After a five-year planning process and dialogue with its neighbors, NYU’s proposals for new academic facilities at its Washington Square core were certified on Jan. 3 by the Department of City Planning. NYU Core is part of the University’s 20-year, city-wide strategic academic space plan, NYU 2031: NYU in NYC.
- Project Will Ensure that University’s Facilities Keep Pace with Academic Aims -
After a five-year planning process and dialogue with its neighbors, NYU’s proposals for new academic facilities at its Washington Square core were certified today by the Department of City Planning (DCP). NYU Core is part of the University’s 20-year, city-wide strategic academic space plan, NYU 2031: NYU in NYC, aiming to ensure that NYU’s academic capability is not undercut by its physical capacity.
Under the NYU Core plan, new academic space would allow NYU to expand on the University-owned ‘superblocks’ bordered by West 3rd Street, West Houston Street, Mercer Street and LaGuardia Place. NYU Core will add approximately 1.3 million square feet in four new buildings to include educational uses, faculty and student housing, a new athletic facility, a University-affiliated hotel, and neighborhood retail uses. Another 1.1 million square feet of academic and athletic space is planned below-grade. The project would create an estimated 18,200 construction jobs, as well as 2,600 long-term employment opportunities. NYU is one the largest private research universities in the United States, with over 55,000 students; and one of the largest employers in New York City, with over 16,000 employees.
The NYU Core plan will permit NYU to meet its space needs near its Washington Square core while staying within its existing footprint; it does not involve any “up-zoning” or request for development rights beyond those already existing for the blocks, it will not require the use of eminent domain, and it does not require displacement of any residential tenants. The goal of the NYU Core plan is three-fold:
1. To allow the University to meet the need for new academic space near existing facilities and on blocks already owned by NYU, thereby relieving the pressure to build and spread the Washington Square campus outward;
2. To take large blocks which were created under Urban Renewal in the 1950s, and weave them back into the urban landscape while making them accessible and welcoming to the broader community; and,
3. To create one cohesive plan that knits together public and private open space and creates over three acres of public, open, useable space for a range of activities including children’s playgrounds, dog runs, and quiet sitting areas for all ages.
NYU’s 2031 plans also acknowledge that not all of its future growth can be accommodated at its Washington Square campus and a full half of its projected growth is projected in other locations including along Manhattan’s Eastside health corridor (First Avenue in the 20s and 30s), in Downtown Brooklyn (where NYU has recently proposed the creation of an applied science institute), and possibly on Governors Island.
“Strong universities are important to the city’s economic future, and keeping them strong requires space for teaching, learning, and research,” said NYU Senior Vice President Lynne Brown. “The NYU Core plan calls for collaboration with stakeholders and the City in an effort to bring clarity of design and purpose to our University-owned superblocks. The certification of this project is the first of many steps towards reaching this goal and we’re looking forward to continuing this dialogue as we move through the ULURP process.”

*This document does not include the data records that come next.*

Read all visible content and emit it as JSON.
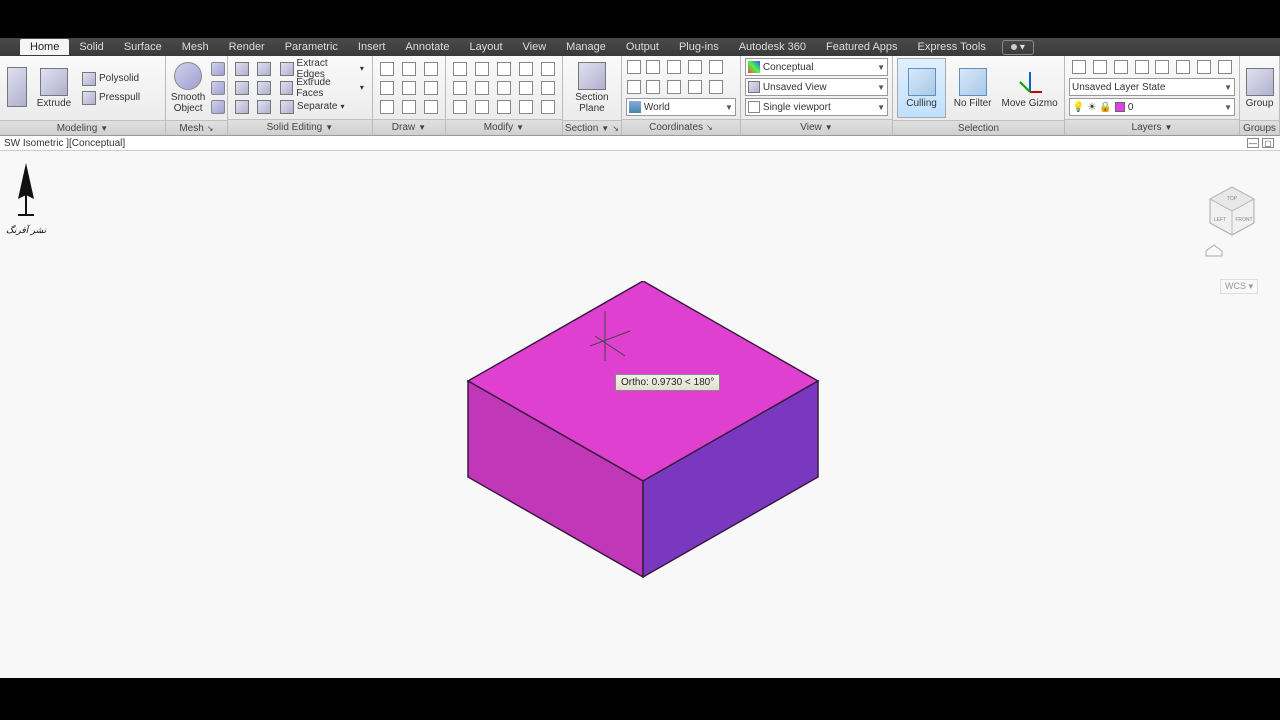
{
  "menu": {
    "tabs": [
      "Home",
      "Solid",
      "Surface",
      "Mesh",
      "Render",
      "Parametric",
      "Insert",
      "Annotate",
      "Layout",
      "View",
      "Manage",
      "Output",
      "Plug-ins",
      "Autodesk 360",
      "Featured Apps",
      "Express Tools"
    ],
    "active": "Home"
  },
  "ribbon": {
    "modeling": {
      "title": "Modeling",
      "polysolid": "Polysolid",
      "extrude": "Extrude",
      "presspull": "Presspull",
      "smooth": "Smooth Object"
    },
    "mesh": {
      "title": "Mesh"
    },
    "solid_editing": {
      "title": "Solid Editing",
      "extract_edges": "Extract Edges",
      "extrude_faces": "Extrude Faces",
      "separate": "Separate"
    },
    "draw": {
      "title": "Draw"
    },
    "modify": {
      "title": "Modify"
    },
    "section": {
      "title": "Section",
      "section_plane": "Section Plane"
    },
    "coordinates": {
      "title": "Coordinates",
      "world": "World"
    },
    "view": {
      "title": "View",
      "visual_style": "Conceptual",
      "saved_view": "Unsaved View",
      "viewport": "Single viewport"
    },
    "selection": {
      "title": "Selection",
      "culling": "Culling",
      "no_filter": "No Filter",
      "move_gizmo": "Move Gizmo"
    },
    "layers": {
      "title": "Layers",
      "layer_state": "Unsaved Layer State",
      "layer_name": "0"
    },
    "groups": {
      "title": "Groups",
      "group": "Group"
    }
  },
  "viewport": {
    "label": "SW Isometric ][Conceptual]"
  },
  "tooltip": {
    "text": "Ortho: 0.9730 < 180°"
  },
  "wcs": {
    "label": "WCS"
  }
}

The Core project has a 20-year, two-phase construction horizon, concluding in 2031. In the first phase, to conclude by 2021, two buildings are proposed for the southern block: 1) a mixed-use facility to be built on the site of the Coles gym – whose distinctive design has led it to be called the "zipper" building – that will accommodate academic uses , a rebuilt athletic facility, student and faculty housing, a university-affiliated hotel, and ground floor retail; and 2) a building on Bleecker and LaGuardia, featuring a public school, and NYU dormitory and classroom space. The north block development, which includes a significant amount of teaching and learning spaces, is slated to occur in the second phase between 2021 and 2031. Multiple City approvals are required to facilitate the project, including: a zoning map change, zoning text amendments, removal of Deed Restrictions, a Large Scale General Development special permit, and a change in the City map.
About NYU 2031: NYU in NYC
NYU 2031: NYU in NYC, is a strategic framework for growth, aiming to be a thoughtful, comprehensive, city-wide vision for thinking about how to keep the University moving forward academically while respecting the communities and the city in which we make our home. For more information about NYU 2031 please log onto www.nyu.edu/nyu2031/nyuinnyc
About New York University
New York University is located in the heart of Greenwich Village. Founded in 1831, it is one of America’s foremost research universities and a member of the selective Association of American Universities. It is one of the largest private universities, it is a leader in attracting international students and scholars in the U.S, and it sends more students to study abroad than any other U.S. college or university. Through its 18 schools and colleges, NYU conducts research and provides education in the arts and sciences, law, medicine, business, dentistry, education, nursing, the cinematic and performing arts, music and studio arts, public administration, social work, and continuing and professional studies, among other areas.